- Task goal -
In the data that follows, find each line containing "Feedback" and copy it.

- Given data -
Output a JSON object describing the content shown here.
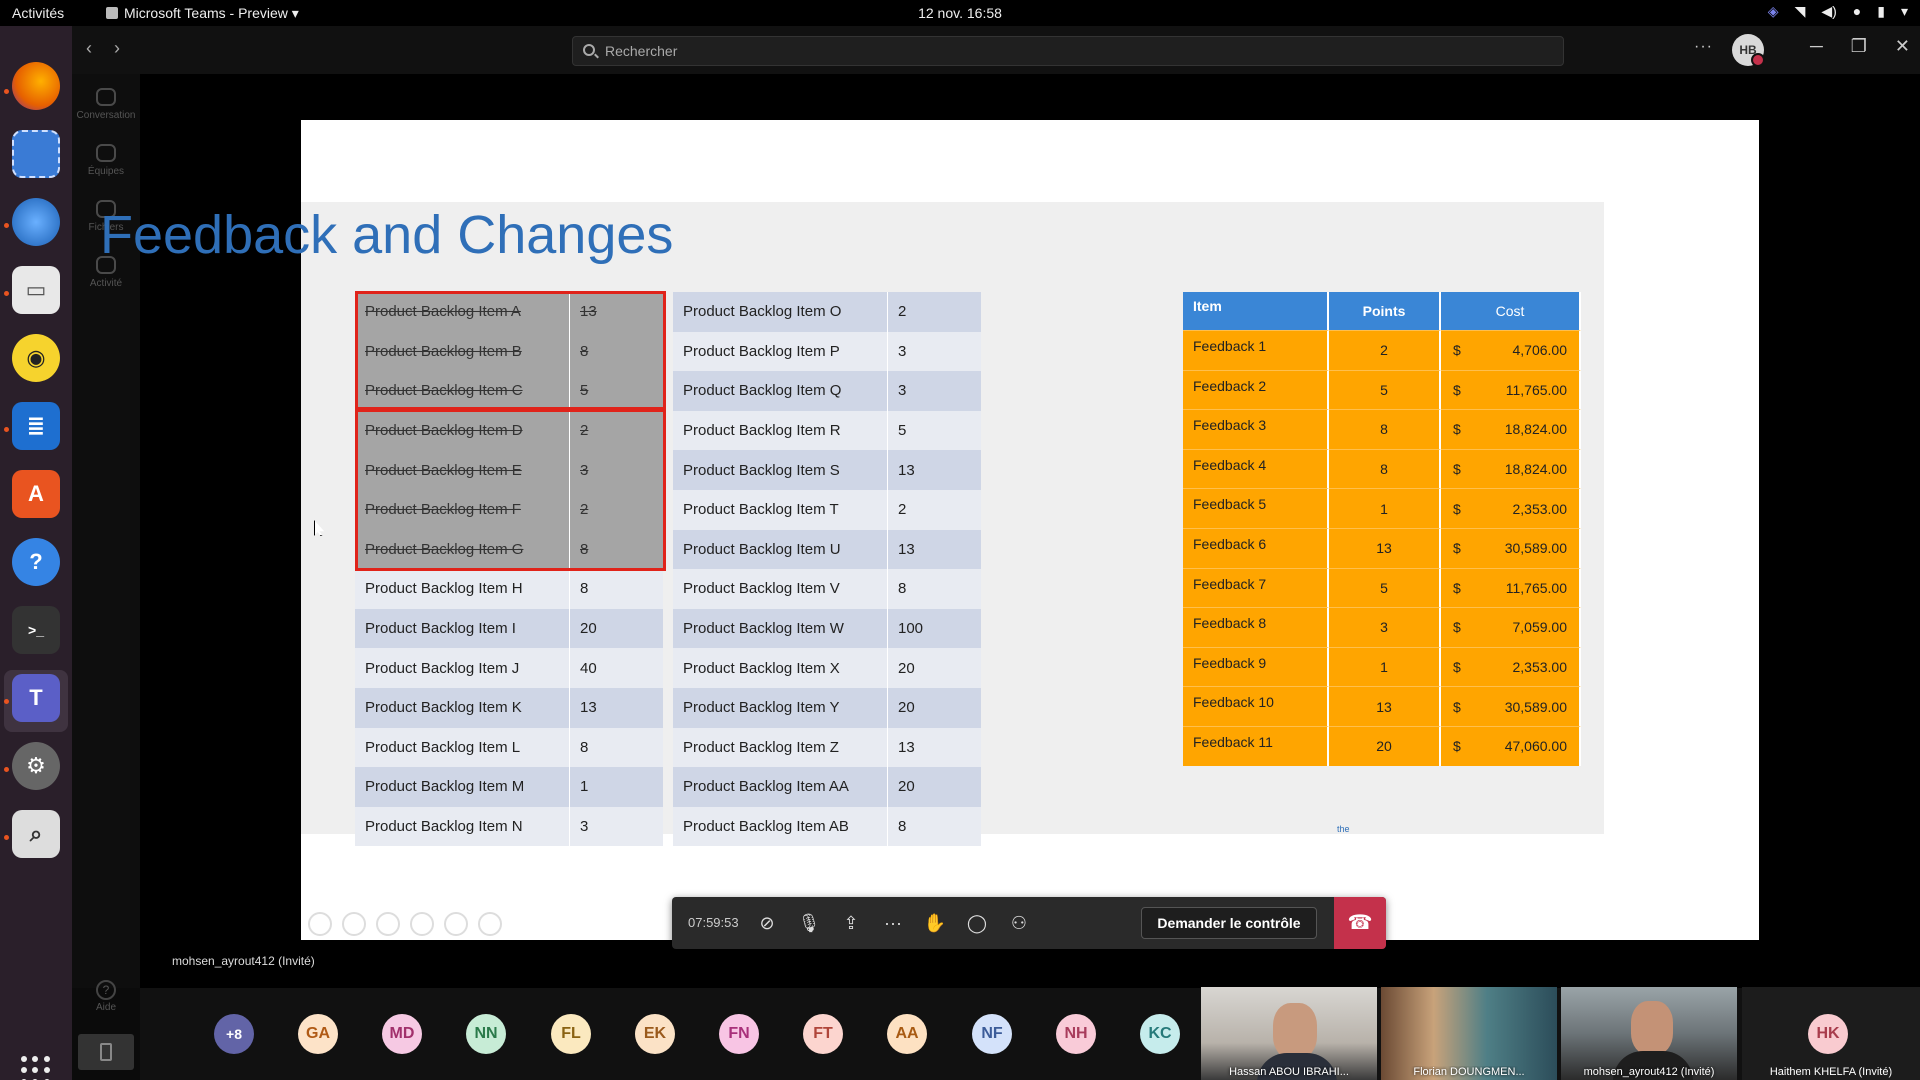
{
  "topbar": {
    "activities": "Activités",
    "app_name": "Microsoft Teams - Preview ▾",
    "clock": "12 nov.  16:58"
  },
  "teams": {
    "search_placeholder": "Rechercher",
    "avatar_initials": "HB",
    "rail": [
      {
        "label": "Conversation",
        "icon": "chat-icon"
      },
      {
        "label": "Équipes",
        "icon": "teams-icon"
      },
      {
        "label": "Fichiers",
        "icon": "files-icon"
      },
      {
        "label": "Activité",
        "icon": "bell-icon"
      }
    ],
    "help_label": "Aide"
  },
  "slide": {
    "title": "Feedback and Changes",
    "backlog_left": [
      {
        "name": "Product Backlog Item A",
        "points": "13",
        "done": true
      },
      {
        "name": "Product Backlog Item B",
        "points": "8",
        "done": true
      },
      {
        "name": "Product Backlog Item C",
        "points": "5",
        "done": true
      },
      {
        "name": "Product Backlog Item D",
        "points": "2",
        "done": true
      },
      {
        "name": "Product Backlog Item E",
        "points": "3",
        "done": true
      },
      {
        "name": "Product Backlog Item F",
        "points": "2",
        "done": true
      },
      {
        "name": "Product Backlog Item G",
        "points": "8",
        "done": true
      },
      {
        "name": "Product Backlog Item H",
        "points": "8",
        "done": false
      },
      {
        "name": "Product Backlog Item I",
        "points": "20",
        "done": false
      },
      {
        "name": "Product Backlog Item J",
        "points": "40",
        "done": false
      },
      {
        "name": "Product Backlog Item K",
        "points": "13",
        "done": false
      },
      {
        "name": "Product Backlog Item L",
        "points": "8",
        "done": false
      },
      {
        "name": "Product Backlog Item M",
        "points": "1",
        "done": false
      },
      {
        "name": "Product Backlog Item N",
        "points": "3",
        "done": false
      }
    ],
    "backlog_right": [
      {
        "name": "Product Backlog Item O",
        "points": "2"
      },
      {
        "name": "Product Backlog Item P",
        "points": "3"
      },
      {
        "name": "Product Backlog Item Q",
        "points": "3"
      },
      {
        "name": "Product Backlog Item R",
        "points": "5"
      },
      {
        "name": "Product Backlog Item S",
        "points": "13"
      },
      {
        "name": "Product Backlog Item T",
        "points": "2"
      },
      {
        "name": "Product Backlog Item U",
        "points": "13"
      },
      {
        "name": "Product Backlog Item V",
        "points": "8"
      },
      {
        "name": "Product Backlog Item W",
        "points": "100"
      },
      {
        "name": "Product Backlog Item X",
        "points": "20"
      },
      {
        "name": "Product Backlog Item Y",
        "points": "20"
      },
      {
        "name": "Product Backlog Item Z",
        "points": "13"
      },
      {
        "name": "Product Backlog Item AA",
        "points": "20"
      },
      {
        "name": "Product Backlog Item AB",
        "points": "8"
      }
    ],
    "cost_table": {
      "headers": [
        "Item",
        "Points",
        "Cost"
      ],
      "rows": [
        {
          "item": "Feedback 1",
          "points": "2",
          "currency": "$",
          "cost": "4,706.00"
        },
        {
          "item": "Feedback 2",
          "points": "5",
          "currency": "$",
          "cost": "11,765.00"
        },
        {
          "item": "Feedback 3",
          "points": "8",
          "currency": "$",
          "cost": "18,824.00"
        },
        {
          "item": "Feedback 4",
          "points": "8",
          "currency": "$",
          "cost": "18,824.00"
        },
        {
          "item": "Feedback 5",
          "points": "1",
          "currency": "$",
          "cost": "2,353.00"
        },
        {
          "item": "Feedback 6",
          "points": "13",
          "currency": "$",
          "cost": "30,589.00"
        },
        {
          "item": "Feedback 7",
          "points": "5",
          "currency": "$",
          "cost": "11,765.00"
        },
        {
          "item": "Feedback 8",
          "points": "3",
          "currency": "$",
          "cost": "7,059.00"
        },
        {
          "item": "Feedback 9",
          "points": "1",
          "currency": "$",
          "cost": "2,353.00"
        },
        {
          "item": "Feedback 10",
          "points": "13",
          "currency": "$",
          "cost": "30,589.00"
        },
        {
          "item": "Feedback 11",
          "points": "20",
          "currency": "$",
          "cost": "47,060.00"
        }
      ]
    },
    "tiny_text": "the"
  },
  "call": {
    "timer": "07:59:53",
    "request_control": "Demander le contrôle",
    "presenter_name": "mohsen_ayrout412 (Invité)"
  },
  "participants": {
    "overflow": "+8",
    "avatars": [
      {
        "initials": "GA",
        "bg": "#fde3c8",
        "fg": "#b05a15"
      },
      {
        "initials": "MD",
        "bg": "#f6c9e3",
        "fg": "#a1306b"
      },
      {
        "initials": "NN",
        "bg": "#c7ecd6",
        "fg": "#2a7a4a"
      },
      {
        "initials": "FL",
        "bg": "#fbe9bf",
        "fg": "#8a6212"
      },
      {
        "initials": "EK",
        "bg": "#fbe2c6",
        "fg": "#9a5a1c"
      },
      {
        "initials": "FN",
        "bg": "#f8c5e4",
        "fg": "#a8307a"
      },
      {
        "initials": "FT",
        "bg": "#fcd5cf",
        "fg": "#b0453a"
      },
      {
        "initials": "AA",
        "bg": "#fde1c2",
        "fg": "#a85a12"
      },
      {
        "initials": "NF",
        "bg": "#d4e2fa",
        "fg": "#3c5c99"
      },
      {
        "initials": "NH",
        "bg": "#f9cbd8",
        "fg": "#a83c5c"
      },
      {
        "initials": "KC",
        "bg": "#c6ecec",
        "fg": "#267a7a"
      }
    ],
    "video_tiles": [
      {
        "name": "Hassan ABOU IBRAHI..."
      },
      {
        "name": "Florian DOUNGMEN..."
      },
      {
        "name": "mohsen_ayrout412 (Invité)"
      }
    ],
    "last_tile": {
      "initials": "HK",
      "name": "Haithem KHELFA (Invité)"
    }
  }
}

- Exercise output -
    "title": "Feedback and Changes",
          "item": "Feedback 1",
          "item": "Feedback 2",
          "item": "Feedback 3",
          "item": "Feedback 4",
          "item": "Feedback 5",
          "item": "Feedback 6",
          "item": "Feedback 7",
          "item": "Feedback 8",
          "item": "Feedback 9",
          "item": "Feedback 10",
          "item": "Feedback 11",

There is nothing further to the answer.